There are certain techniques which are used when shooting to make the wire as invisible as possible as it's being filmed, so that extra work won't have to be done in post production to 'remove' it from the shots. This is in deciding to use monofilament, black thread or white thread in relation to the lighting and the background. Or using as little wire as possible, or dressing the wire behind set objects to hide the length and origin. All of these are basic techniques to make life more simple and none of these techniques were used when filming this movie.

 

Now, to understand the complexity of problems that occur with wires in the shot, it is important to note that in all shots, the camera and/or the wire is moving. This means that you cannot just paint out a simple straight line because it has to match from frame to frame, 24 frames per second, and any little hiccup in the grain pattern or background texture in even one single frame is going to draw your attention. This means that very large sections of background have to be fabricated, motion tracked, and matted for the entire length of the shot, even if the wire is only visible for a few frames. Then there is how the wires effect light and even cast shadows. All of that needs to be corrected as well.

 

The best example of complexity was the original wide shot that included 4 different wires (why the hell were there 4 different instances of wires? I AM SERIOUSLY ASKING THIS!), moving horses in front of, and behind the wires. Moving tracking shot with out of focus foreground matting, and varying instances of background depth that eliminated the possibility of consistent tracking in different parts of the frame.
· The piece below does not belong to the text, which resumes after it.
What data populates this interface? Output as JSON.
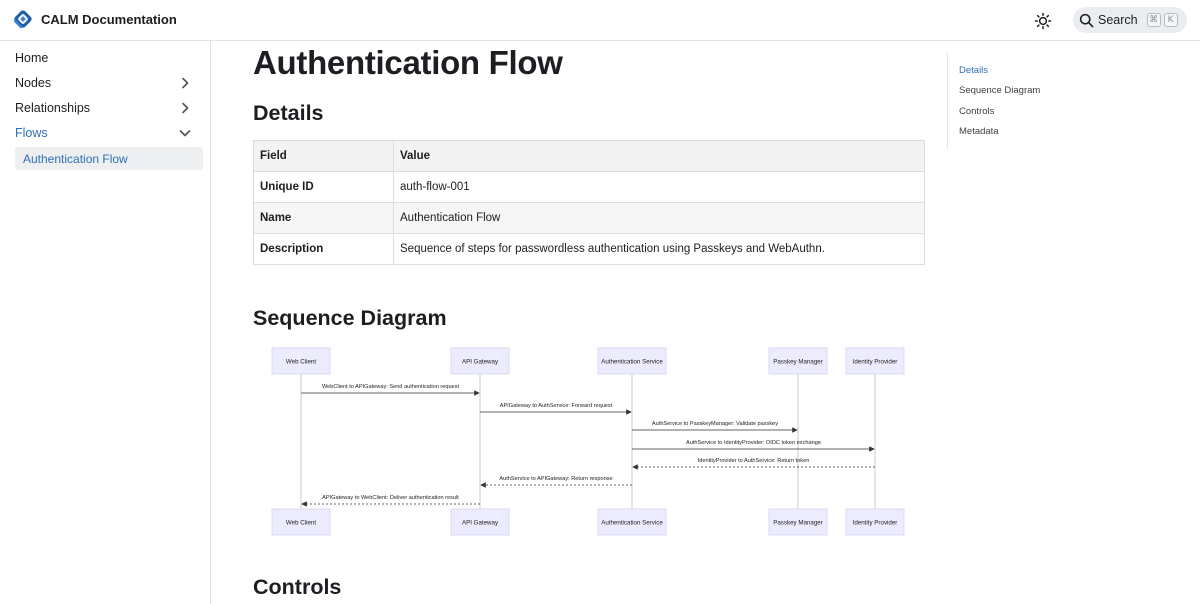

This took my entire bag of tricks even down to hand rotoscoping the distant horse's hooves to remove the wire in front of them, frame by frame.

 

Cry me a river.